Ahead of the much-anticipated conference, the global wind energy industry is the unlikely dark horse to hog the spotlight.
Speaking after a successful launch of the Global Wind Energy Council (GWEC) in March, its newly CEO Ben Backwell, said members agreed to ramp up efforts to decarbonise the world with clean energy technology.
The Food and Agriculture Organisation (FAO) earlier in the year entered into an agreement with the International Renewable Energy Agency (IRENA) to aid the agri-food industry.
“Renewable energy is essential for agri-food systems transformation, climate resilience and net-zero strategies. Through our collaboration, we aim to generate and share knowledge, innovative products and technologies, as well as data and information. This agreement will allow us to strengthen the role of renewable energy within FAO’s Initiatives,” Qu Dongyu, FAO Director-General said in a statement after a virtual MOU was signed in January.
Countries such as Spain, United States, Vietnam, China reported productivity using wind energy with other planning to double wind power.
In South Africa’s case, only a handful of players are involved in wind farming.

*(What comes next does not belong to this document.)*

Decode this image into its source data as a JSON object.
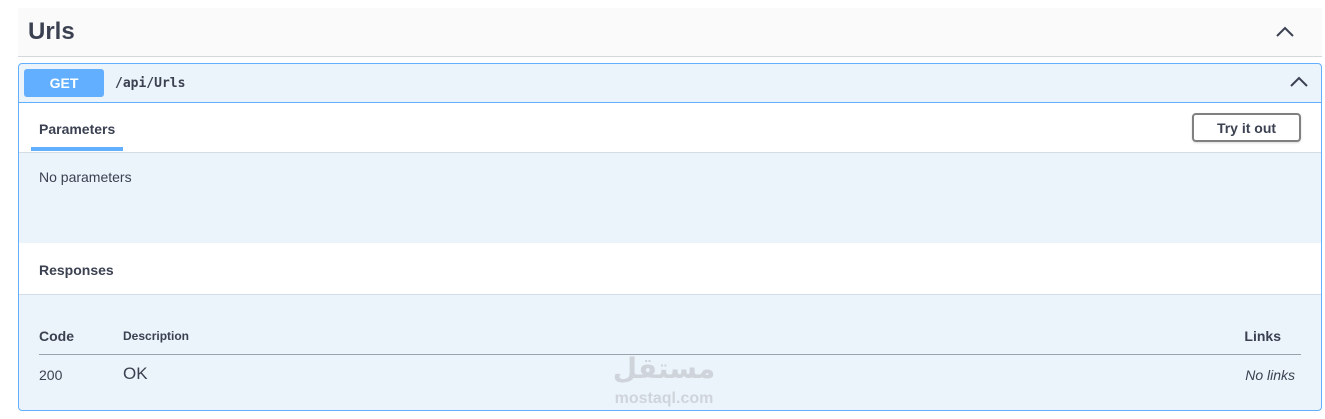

It is however hoped that the gazetted amendments to the Electricity Regulations on New Generation Capacity, as announced in September 2020, will provide municipalities to either develop or obtain their own power-generation capacity from Independent Power Producers (IPP’s).
South African Wind Energy Association (SAWEA), a member of GWEC, welcome the amendments proposed by the energy department.
“This decentralized way of procuring power is a step closure to a broader energy transition that the country needs to increase its power generation, which will sustain local economic activity and can further support the farming community,” said Ntombifuthi Ntuli, CEO of SAWEA.
According to SAWEA, there was vast potential for farmers to generate additional incomes more particularly in leasing their land to wind producers as the price of fuel and electricity in the country was ballooning.
Besides this benefit, ‘building wind energy hubs’ was a favoured approach by GWEC, to rally government and commit to targets. For agriculture, wind energies have no emissions and preserves water making it ideal for drought resistance.
Installing wind turbine technologies in rural communities has the potential to create jobs in manufacturing and introduce a new set of skill wind turbine technicians.
The Department of Minerals and Energy recently announced 8 preferred bidders that will provide energy solutions in Solar PV, Wind, Liquified natural gas and battery storage.
“In October 2020, in response to the President’s directives on the Recovery Plan, we set ourselves a target of Thirteen Thousand Eight Hundred and Thirteen megawatts (13 813 MW), to be delivered from a mix of energy sources” said the Minister of Minerals and Energy Gwede Mantashe.
The National Energy Regulator of South Africa (NERSA) concurred with a Section 34 Determination to procure Eleven Thousand Eight Hundred and Thirteen (11 813), 4 800 megawatts reserved for wind energy.
Additional report by Yali AgC